Posts Tagged ‘Washington’

Main Street Marijuana

June 28, 2014

I grew up in the town of Vancouver, Washington, and like everybody with intellectual, artistic, or spiritual inclinations I grew up hating my hometown for stifling my aspirations. I was a big fan of the Sinclair Lewis novel Main Street because it bolstered my contempt for the small-town mindset. I read it several times. I longed to move to some great city where I would find the open, cosmopolitan mindset where everybody talked about serious, creative issues. (Interestingly, Henry Miller despised his hometown of New York City for many of the same reasons I despised Vancouver.)

Forty years ago, when I arrived in San Francisco I thought I’d finally found what I was looking for. So it’s ironic that on July 7th my old hometown is getting its first marijuana store, while here in San Francisco the locals get all uptight whenever a medical marijuana dispensary is proposed for their neighborhood. It’s especially ironic for me, deliciously ironic, that the new store is going to be located on Vancouver’s Main Street and will be called Main Street Marijuana.

I’m entirely in favor of legalizing marijuana. But, as it seems to be with nearly all issues these days, my reasons for supporting it are different than that of most people. I think legalizing it for medical reasons is fine, but I don’t like the “recreational” tag. It’s frivolous. It encourages people to approach marijuana as a party drug, which is a waste of its real value.
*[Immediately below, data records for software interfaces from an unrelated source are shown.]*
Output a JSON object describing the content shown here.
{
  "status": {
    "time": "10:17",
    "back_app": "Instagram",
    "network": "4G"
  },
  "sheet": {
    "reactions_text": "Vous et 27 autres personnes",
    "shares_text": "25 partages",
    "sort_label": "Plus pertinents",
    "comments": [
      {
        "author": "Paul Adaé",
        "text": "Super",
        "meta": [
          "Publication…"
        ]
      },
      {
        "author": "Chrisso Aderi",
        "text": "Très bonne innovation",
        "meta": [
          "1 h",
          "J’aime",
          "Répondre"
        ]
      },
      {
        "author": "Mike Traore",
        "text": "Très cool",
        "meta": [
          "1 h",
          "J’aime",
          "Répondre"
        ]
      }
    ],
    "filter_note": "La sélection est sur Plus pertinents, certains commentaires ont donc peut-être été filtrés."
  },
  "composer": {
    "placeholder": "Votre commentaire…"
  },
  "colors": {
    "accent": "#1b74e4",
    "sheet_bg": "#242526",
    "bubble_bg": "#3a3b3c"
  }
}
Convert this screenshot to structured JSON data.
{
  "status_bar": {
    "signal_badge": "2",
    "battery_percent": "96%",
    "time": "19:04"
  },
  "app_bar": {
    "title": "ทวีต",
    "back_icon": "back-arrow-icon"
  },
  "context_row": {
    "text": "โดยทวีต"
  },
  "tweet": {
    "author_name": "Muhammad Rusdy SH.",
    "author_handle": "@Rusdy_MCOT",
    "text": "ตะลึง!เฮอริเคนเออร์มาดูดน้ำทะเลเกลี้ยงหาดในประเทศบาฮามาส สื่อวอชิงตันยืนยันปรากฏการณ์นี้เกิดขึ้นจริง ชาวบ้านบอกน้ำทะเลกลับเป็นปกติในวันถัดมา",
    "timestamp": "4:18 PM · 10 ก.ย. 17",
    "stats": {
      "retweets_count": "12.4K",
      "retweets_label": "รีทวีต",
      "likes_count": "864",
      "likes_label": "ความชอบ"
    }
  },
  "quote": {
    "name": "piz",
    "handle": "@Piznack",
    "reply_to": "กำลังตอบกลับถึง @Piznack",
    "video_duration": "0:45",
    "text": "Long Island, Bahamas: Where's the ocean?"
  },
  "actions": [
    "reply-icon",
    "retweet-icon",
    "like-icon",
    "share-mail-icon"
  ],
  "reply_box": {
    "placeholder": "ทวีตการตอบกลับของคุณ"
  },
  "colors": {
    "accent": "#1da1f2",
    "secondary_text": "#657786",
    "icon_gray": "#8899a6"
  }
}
The justification for legalization is its value as a spiritual tool.

I’m well aware that you’d never get the stuff legalized taking that approach. Today’s image of the dope smoker is that of a lazy, dull-minded space cadet, a credulous fool. Furthermore, although few of them like to talk about it, a lot of people who used to smoke it stopped because, they say, it started making them “paranoid.” Marijuana is essentially an amplifier—a benevolent one, I’d say. It increases your awareness, in the beginning at least. It depends, though, on what you want it to do. When I was playing music, some of my best performances happened while I was high. (This was not merely my subjective opinion. The audiences affirmed it for me each time.) My hearing was extraordinarily acute and I was strongly aware of the smallest details in my playing and singing. Likewise, I’ve had some fine meditations while stoned, special insights that I still remember. The thing is, you always come back down. The hope is that you learned something while you were high that you could begin to strive toward in your day-to-day unstoned mind. The problem with people who smoke it and smoke it and smoke it is they blow out their energy. That’s why you get sleepy stoners who don’t seem very bright. They’ve shot their wad. (You can always get it back. It doesn’t cause permanent damage. You just have to stop for awhile.)  I haven’t smoked any in 15 years. I’m still working on what I learned in those first 30 years of smoking. As for paranoia, the drug itself doesn’t make you paranoid. It simply shows you the paranoia that is already within you. It shows you by amplifying it. But it also amplifies love. It amplifies everything.

Anyway, that’s my take on the subject. I’m happy to discuss. My best wishes to Main Street Marijuana. May it be a successful enterprise.


A Leech on the Body Politic

September 28, 2009

I’ve had a particular image running around in my head for over a month now. This August, when Judy and I were up in the State of Washington, my home state, we passed through the town of Aberdeen. The highway passes right through the downtown area, and we got stuck there in a traffic jam caused by road work. The condition of the downtown area shocked me. There were dozens of boarded-up buildings and others that had just been left to rot. There weren’t many people hanging around, even though it was the center of downtown. Parts of it looked similar to places I’ve seen in rural Mississippi. At the edge of the blighted downtown is a river. (For those who know Aberdeen, there are actually two.) You cross the narrow river, the Wishkah, and as soon as you reach the other side, there’s a big shopping mall where the parking lots are filled with cars. It was all Wall Mart and Home Depot—all the big box stores. With no distance between the two to create an illusion of separate “ecologies,” you can see directly how the mall is a giant leech sucking the life out of the town of Aberdeen.

I know the arguments of those who defend malls and chain stores. They say that people are free to spend their money however they please, and that the decisions they make are based on their own best interests. It’s the magic of the marketplace! But something that is truly good doesn’t leave a blighted landscape. It’s considered bad form to call into question the wisdom of “the people.” But the people are the object of expensive and cynical advertising campaigns designed to convince them to buy things they don’t need and aren’t good for them. We live in a culture that encourages instant gratification, ignores long-term effects, and mocks any idea that requires labor or a subtle view. Most of the money that the people spend in those stores leaves the local area for corporate headquarters. The image of the leech sitting right across the river, right on the vein, as it were, provides a material display of that reality.